> _Task objective_
With every picture left out, give the data below back exactly.

+ + + + + + +

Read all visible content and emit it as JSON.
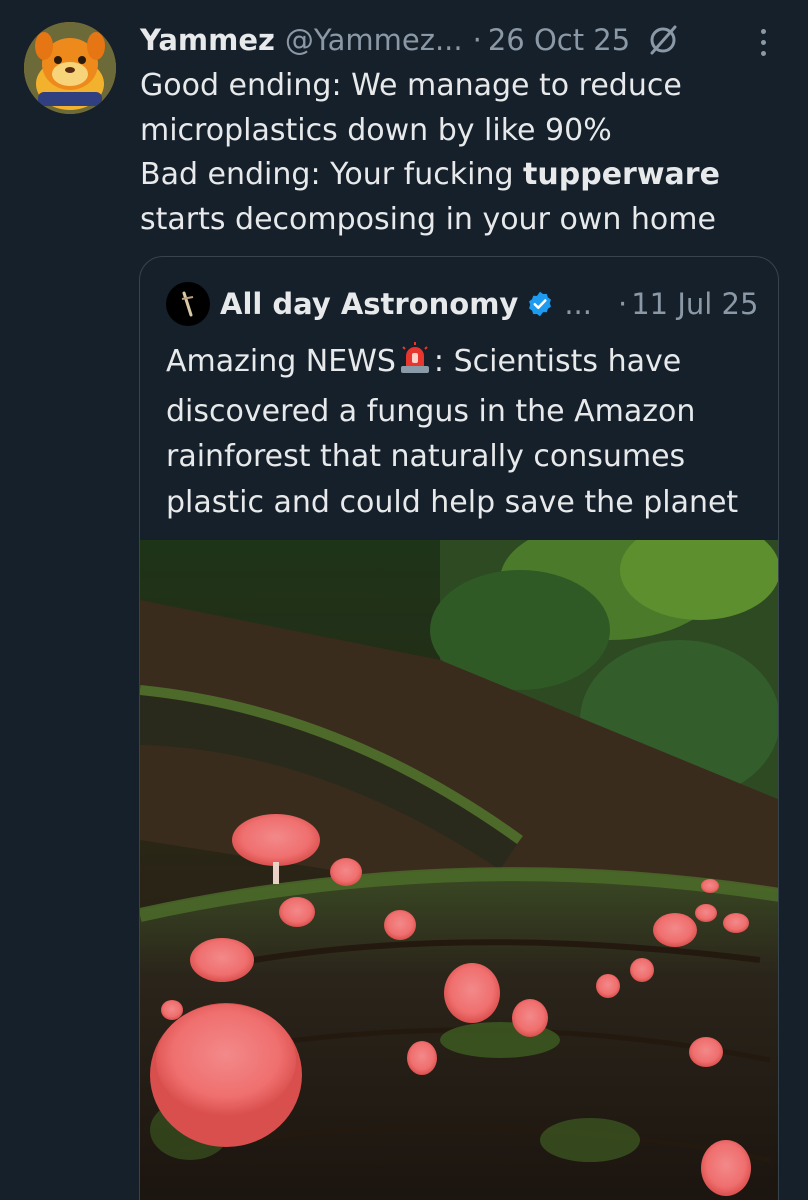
{
  "tweet": {
    "display_name": "Yammez",
    "handle": "@Yammez...",
    "separator": "·",
    "date": "26 Oct 25",
    "text_lines": [
      "Good ending: We manage to reduce",
      "microplastics down by like 90%",
      "Bad ending: Your fucking ",
      "starts decomposing in your own home"
    ],
    "bold_word": "tupperware",
    "avatar_icon": "mascot-avatar",
    "grok_icon": "slashed-circle-icon",
    "more_icon": "vertical-ellipsis-icon"
  },
  "quote": {
    "display_name": "All day Astronomy",
    "verified": true,
    "ellipsis": "...",
    "separator": "·",
    "date": "11 Jul 25",
    "text_lines": [
      "Amazing NEWS",
      ": Scientists have",
      "discovered a fungus in the Amazon",
      "rainforest that naturally consumes",
      "plastic and could help save the planet"
    ],
    "emoji": "police-siren-emoji",
    "image_description_icon": "forest-fungus-photo"
  },
  "colors": {
    "background": "#15202b",
    "text": "#e7e9ea",
    "muted": "#8b98a5",
    "border": "#38444d",
    "verified": "#1d9bf0"
  }
}
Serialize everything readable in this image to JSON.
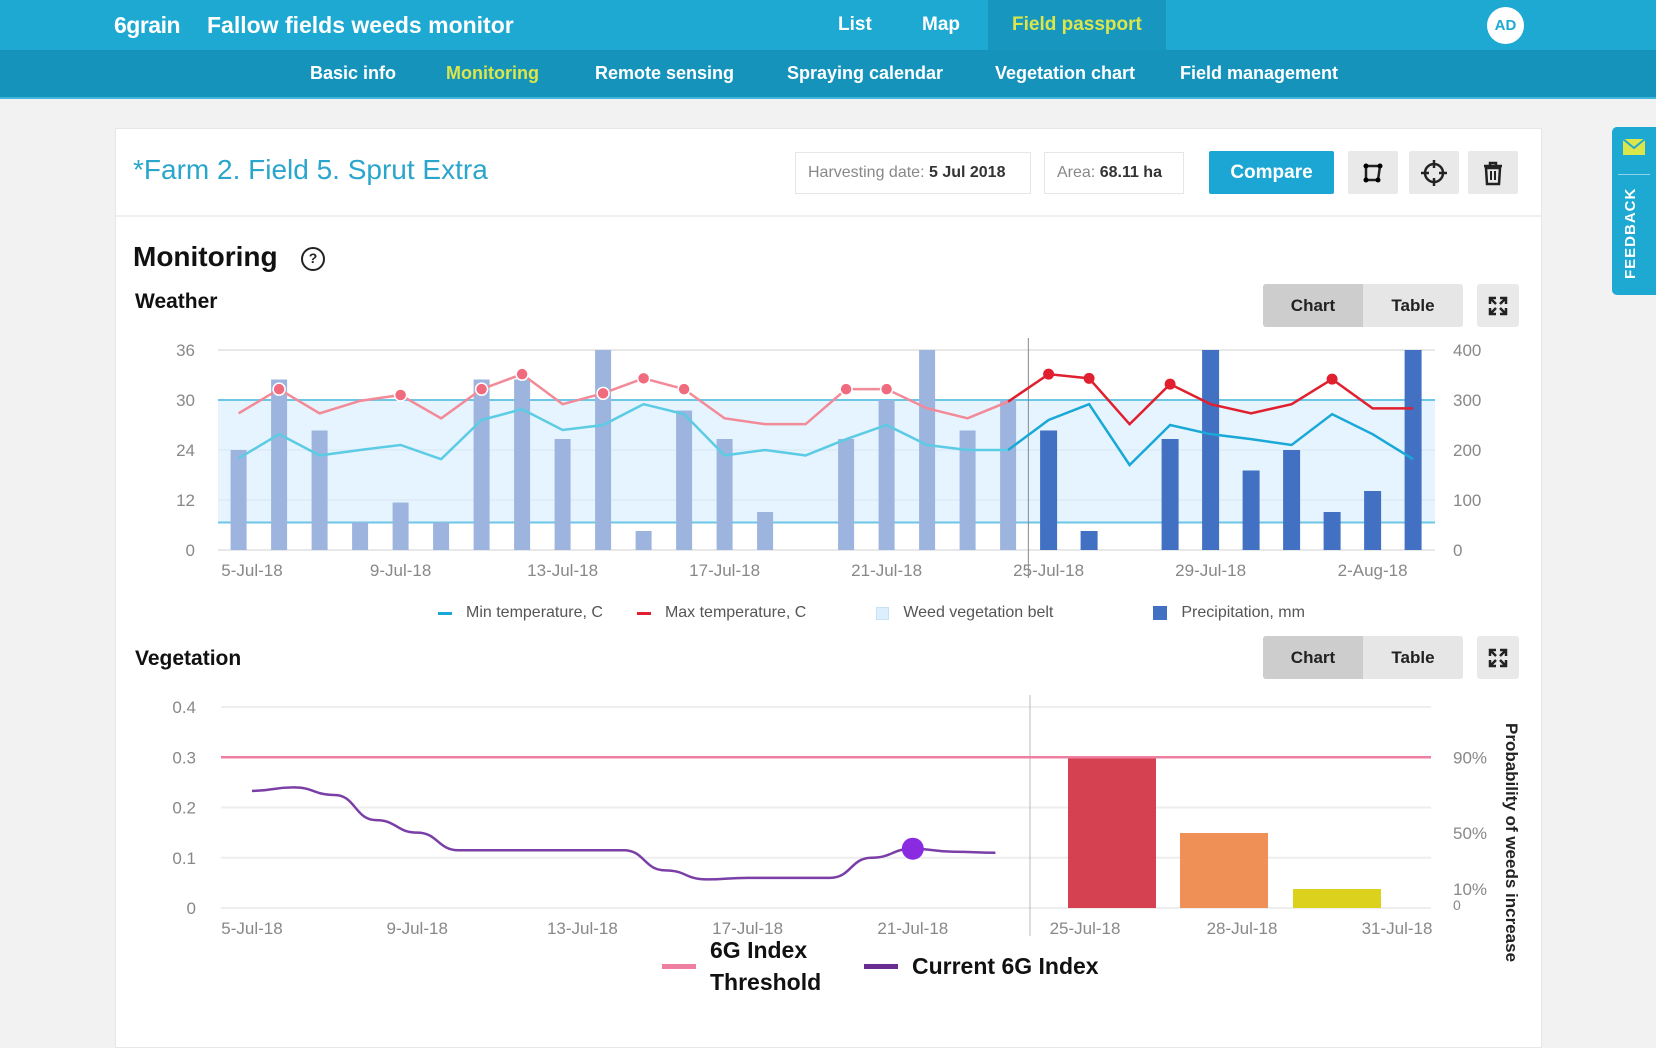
{
  "header": {
    "logo": "6grain",
    "title": "Fallow fields weeds monitor",
    "nav": [
      {
        "label": "List"
      },
      {
        "label": "Map"
      },
      {
        "label": "Field passport",
        "active": true
      }
    ],
    "avatar": "AD"
  },
  "subnav": [
    {
      "label": "Basic info"
    },
    {
      "label": "Monitoring",
      "active": true
    },
    {
      "label": "Remote sensing"
    },
    {
      "label": "Spraying calendar"
    },
    {
      "label": "Vegetation chart"
    },
    {
      "label": "Field management"
    }
  ],
  "field": {
    "title": "*Farm 2. Field 5. Sprut Extra",
    "harvest_label": "Harvesting date:",
    "harvest_value": "5 Jul 2018",
    "area_label": "Area:",
    "area_value": "68.11 ha",
    "compare": "Compare",
    "icons": [
      "polygon-edit-icon",
      "crosshair-icon",
      "trash-icon"
    ]
  },
  "feedback": "FEEDBACK",
  "monitoring": {
    "title": "Monitoring",
    "weather_title": "Weather",
    "vegetation_title": "Vegetation",
    "toggle": {
      "chart": "Chart",
      "table": "Table",
      "selected": "Chart"
    }
  },
  "colors": {
    "brand": "#1ea9d3",
    "active_nav": "#dbe64a",
    "min_hist": "#5ccbe4",
    "min_fc": "#1aa8d6",
    "max_hist": "#f28a98",
    "max_fc": "#e0202f",
    "precip_hist": "#9db4de",
    "precip_fc": "#4270c2",
    "belt": "#dcefff",
    "threshold": "#ef7fa0",
    "index": "#7a3fa6",
    "marker": "#8a2be2"
  },
  "chart_data": [
    {
      "type": "bar+line",
      "title": "Weather",
      "dates": [
        "5-Jul-18",
        "6-Jul-18",
        "7-Jul-18",
        "8-Jul-18",
        "9-Jul-18",
        "10-Jul-18",
        "11-Jul-18",
        "12-Jul-18",
        "13-Jul-18",
        "14-Jul-18",
        "15-Jul-18",
        "16-Jul-18",
        "17-Jul-18",
        "18-Jul-18",
        "19-Jul-18",
        "20-Jul-18",
        "21-Jul-18",
        "22-Jul-18",
        "23-Jul-18",
        "24-Jul-18",
        "25-Jul-18",
        "26-Jul-18",
        "27-Jul-18",
        "28-Jul-18",
        "29-Jul-18",
        "30-Jul-18",
        "31-Jul-18",
        "1-Aug-18",
        "2-Aug-18",
        "3-Aug-18"
      ],
      "x_tick_labels": [
        "5-Jul-18",
        "9-Jul-18",
        "13-Jul-18",
        "17-Jul-18",
        "21-Jul-18",
        "25-Jul-18",
        "29-Jul-18",
        "2-Aug-18"
      ],
      "forecast_from": "25-Jul-18",
      "y_left_ticks": [
        0,
        12,
        24,
        30,
        36
      ],
      "y_right_ticks": [
        0,
        100,
        200,
        300,
        400
      ],
      "y_right_range": [
        0,
        400
      ],
      "series": [
        {
          "name": "Min temperature, C",
          "axis": "left",
          "type": "line",
          "values": [
            22,
            25.9,
            22.7,
            24,
            24.6,
            21.8,
            27.6,
            28.9,
            26.4,
            27,
            29.5,
            28.3,
            22.7,
            24,
            22.7,
            25.3,
            27,
            24.6,
            24,
            24,
            27.6,
            29.5,
            20.4,
            27,
            25.9,
            25.3,
            24.6,
            28.3,
            25.9,
            21.8
          ]
        },
        {
          "name": "Max temperature, C",
          "axis": "left",
          "type": "line",
          "values": [
            28.4,
            31.3,
            28.4,
            29.9,
            30.6,
            27.8,
            31.3,
            33.1,
            29.5,
            30.8,
            32.6,
            31.3,
            27.8,
            27.1,
            27.1,
            31.3,
            31.3,
            29,
            27.8,
            29.8,
            33.1,
            32.6,
            27.1,
            31.9,
            29.5,
            28.4,
            29.5,
            32.5,
            29,
            29
          ]
        },
        {
          "name": "Weed vegetation belt",
          "axis": "left",
          "type": "band",
          "range": [
            6.6,
            30
          ]
        },
        {
          "name": "Precipitation, mm",
          "axis": "right",
          "type": "bar",
          "values": [
            200,
            341,
            239,
            55,
            95,
            55,
            341,
            341,
            222,
            400,
            38,
            279,
            222,
            76,
            0,
            222,
            300,
            400,
            239,
            300,
            239,
            38,
            0,
            222,
            400,
            159,
            200,
            76,
            118,
            400
          ]
        }
      ],
      "grid": true,
      "legend": "bottom"
    },
    {
      "type": "line+bar",
      "title": "Vegetation",
      "x_tick_labels": [
        "5-Jul-18",
        "9-Jul-18",
        "13-Jul-18",
        "17-Jul-18",
        "21-Jul-18"
      ],
      "y_left_ticks": [
        0,
        0.1,
        0.2,
        0.3,
        0.4
      ],
      "y_left_range": [
        0,
        0.4
      ],
      "y_right_label": "Probability of weeds increase",
      "y_right_ticks": [
        "0",
        "10%",
        "50%",
        "90%"
      ],
      "threshold": {
        "name": "6G Index Threshold",
        "value": 0.3
      },
      "index": {
        "name": "Current 6G Index",
        "dates": [
          "5-Jul-18",
          "6-Jul-18",
          "7-Jul-18",
          "8-Jul-18",
          "9-Jul-18",
          "10-Jul-18",
          "11-Jul-18",
          "12-Jul-18",
          "13-Jul-18",
          "14-Jul-18",
          "15-Jul-18",
          "16-Jul-18",
          "17-Jul-18",
          "18-Jul-18",
          "19-Jul-18",
          "20-Jul-18",
          "21-Jul-18",
          "22-Jul-18",
          "23-Jul-18"
        ],
        "values": [
          0.233,
          0.24,
          0.225,
          0.175,
          0.15,
          0.115,
          0.115,
          0.115,
          0.115,
          0.115,
          0.075,
          0.057,
          0.06,
          0.06,
          0.06,
          0.1,
          0.118,
          0.112,
          0.11
        ],
        "highlight": "21-Jul-18"
      },
      "probability": {
        "categories": [
          "25-Jul-18",
          "28-Jul-18",
          "31-Jul-18"
        ],
        "values": [
          90,
          50,
          10
        ],
        "colors": [
          "#d64152",
          "#ef9156",
          "#dcd21e"
        ]
      },
      "grid": true,
      "legend": "bottom"
    }
  ]
}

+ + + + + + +

> _Written response_
Read all visible content and emit it as JSON.
{
  "tweet": {
    "display_name": "Yammez",
    "handle": "@Yammez...",
    "separator": "·",
    "date": "26 Oct 25",
    "text_lines": [
      "Good ending: We manage to reduce",
      "microplastics down by like 90%",
      "Bad ending: Your fucking ",
      "starts decomposing in your own home"
    ],
    "bold_word": "tupperware",
    "avatar_icon": "mascot-avatar",
    "grok_icon": "slashed-circle-icon",
    "more_icon": "vertical-ellipsis-icon"
  },
  "quote": {
    "display_name": "All day Astronomy",
    "verified": true,
    "ellipsis": "...",
    "separator": "·",
    "date": "11 Jul 25",
    "text_lines": [
      "Amazing NEWS",
      ": Scientists have",
      "discovered a fungus in the Amazon",
      "rainforest that naturally consumes",
      "plastic and could help save the planet"
    ],
    "emoji": "police-siren-emoji",
    "image_description_icon": "forest-fungus-photo"
  },
  "colors": {
    "background": "#15202b",
    "text": "#e7e9ea",
    "muted": "#8b98a5",
    "border": "#38444d",
    "verified": "#1d9bf0"
  }
}
Serialize everything readable in this image to JSON.
{
  "header": {
    "logo": "6grain",
    "title": "Fallow fields weeds monitor",
    "nav": [
      {
        "label": "List"
      },
      {
        "label": "Map"
      },
      {
        "label": "Field passport",
        "active": true
      }
    ],
    "avatar": "AD"
  },
  "subnav": [
    {
      "label": "Basic info"
    },
    {
      "label": "Monitoring",
      "active": true
    },
    {
      "label": "Remote sensing"
    },
    {
      "label": "Spraying calendar"
    },
    {
      "label": "Vegetation chart"
    },
    {
      "label": "Field management"
    }
  ],
  "field": {
    "title": "*Farm 2. Field 5. Sprut Extra",
    "harvest_label": "Harvesting date:",
    "harvest_value": "5 Jul 2018",
    "area_label": "Area:",
    "area_value": "68.11 ha",
    "compare": "Compare",
    "icons": [
      "polygon-edit-icon",
      "crosshair-icon",
      "trash-icon"
    ]
  },
  "feedback": "FEEDBACK",
  "monitoring": {
    "title": "Monitoring",
    "weather_title": "Weather",
    "vegetation_title": "Vegetation",
    "toggle": {
      "chart": "Chart",
      "table": "Table",
      "selected": "Chart"
    }
  },
  "colors": {
    "brand": "#1ea9d3",
    "active_nav": "#dbe64a",
    "min_hist": "#5ccbe4",
    "min_fc": "#1aa8d6",
    "max_hist": "#f28a98",
    "max_fc": "#e0202f",
    "precip_hist": "#9db4de",
    "precip_fc": "#4270c2",
    "belt": "#dcefff",
    "threshold": "#ef7fa0",
    "index": "#7a3fa6",
    "marker": "#8a2be2"
  },
  "chart_data": [
    {
      "type": "bar+line",
      "title": "Weather",
      "dates": [
        "5-Jul-18",
        "6-Jul-18",
        "7-Jul-18",
        "8-Jul-18",
        "9-Jul-18",
        "10-Jul-18",
        "11-Jul-18",
        "12-Jul-18",
        "13-Jul-18",
        "14-Jul-18",
        "15-Jul-18",
        "16-Jul-18",
        "17-Jul-18",
        "18-Jul-18",
        "19-Jul-18",
        "20-Jul-18",
        "21-Jul-18",
        "22-Jul-18",
        "23-Jul-18",
        "24-Jul-18",
        "25-Jul-18",
        "26-Jul-18",
        "27-Jul-18",
        "28-Jul-18",
        "29-Jul-18",
        "30-Jul-18",
        "31-Jul-18",
        "1-Aug-18",
        "2-Aug-18",
        "3-Aug-18"
      ],
      "x_tick_labels": [
        "5-Jul-18",
        "9-Jul-18",
        "13-Jul-18",
        "17-Jul-18",
        "21-Jul-18",
        "25-Jul-18",
        "29-Jul-18",
        "2-Aug-18"
      ],
      "forecast_from": "25-Jul-18",
      "y_left_ticks": [
        0,
        12,
        24,
        30,
        36
      ],
      "y_right_ticks": [
        0,
        100,
        200,
        300,
        400
      ],
      "y_right_range": [
        0,
        400
      ],
      "series": [
        {
          "name": "Min temperature, C",
          "axis": "left",
          "type": "line",
          "values": [
            22,
            25.9,
            22.7,
            24,
            24.6,
            21.8,
            27.6,
            28.9,
            26.4,
            27,
            29.5,
            28.3,
            22.7,
            24,
            22.7,
            25.3,
            27,
            24.6,
            24,
            24,
            27.6,
            29.5,
            20.4,
            27,
            25.9,
            25.3,
            24.6,
            28.3,
            25.9,
            21.8
          ]
        },
        {
          "name": "Max temperature, C",
          "axis": "left",
          "type": "line",
          "values": [
            28.4,
            31.3,
            28.4,
            29.9,
            30.6,
            27.8,
            31.3,
            33.1,
            29.5,
            30.8,
            32.6,
            31.3,
            27.8,
            27.1,
            27.1,
            31.3,
            31.3,
            29,
            27.8,
            29.8,
            33.1,
            32.6,
            27.1,
            31.9,
            29.5,
            28.4,
            29.5,
            32.5,
            29,
            29
          ]
        },
        {
          "name": "Weed vegetation belt",
          "axis": "left",
          "type": "band",
          "range": [
            6.6,
            30
          ]
        },
        {
          "name": "Precipitation, mm",
          "axis": "right",
          "type": "bar",
          "values": [
            200,
            341,
            239,
            55,
            95,
            55,
            341,
            341,
            222,
            400,
            38,
            279,
            222,
            76,
            0,
            222,
            300,
            400,
            239,
            300,
            239,
            38,
            0,
            222,
            400,
            159,
            200,
            76,
            118,
            400
          ]
        }
      ],
      "grid": true,
      "legend": "bottom"
    },
    {
      "type": "line+bar",
      "title": "Vegetation",
      "x_tick_labels": [
        "5-Jul-18",
        "9-Jul-18",
        "13-Jul-18",
        "17-Jul-18",
        "21-Jul-18"
      ],
      "y_left_ticks": [
        0,
        0.1,
        0.2,
        0.3,
        0.4
      ],
      "y_left_range": [
        0,
        0.4
      ],
      "y_right_label": "Probability of weeds increase",
      "y_right_ticks": [
        "0",
        "10%",
        "50%",
        "90%"
      ],
      "threshold": {
        "name": "6G Index Threshold",
        "value": 0.3
      },
      "index": {
        "name": "Current 6G Index",
        "dates": [
          "5-Jul-18",
          "6-Jul-18",
          "7-Jul-18",
          "8-Jul-18",
          "9-Jul-18",
          "10-Jul-18",
          "11-Jul-18",
          "12-Jul-18",
          "13-Jul-18",
          "14-Jul-18",
          "15-Jul-18",
          "16-Jul-18",
          "17-Jul-18",
          "18-Jul-18",
          "19-Jul-18",
          "20-Jul-18",
          "21-Jul-18",
          "22-Jul-18",
          "23-Jul-18"
        ],
        "values": [
          0.233,
          0.24,
          0.225,
          0.175,
          0.15,
          0.115,
          0.115,
          0.115,
          0.115,
          0.115,
          0.075,
          0.057,
          0.06,
          0.06,
          0.06,
          0.1,
          0.118,
          0.112,
          0.11
        ],
        "highlight": "21-Jul-18"
      },
      "probability": {
        "categories": [
          "25-Jul-18",
          "28-Jul-18",
          "31-Jul-18"
        ],
        "values": [
          90,
          50,
          10
        ],
        "colors": [
          "#d64152",
          "#ef9156",
          "#dcd21e"
        ]
      },
      "grid": true,
      "legend": "bottom"
    }
  ]
}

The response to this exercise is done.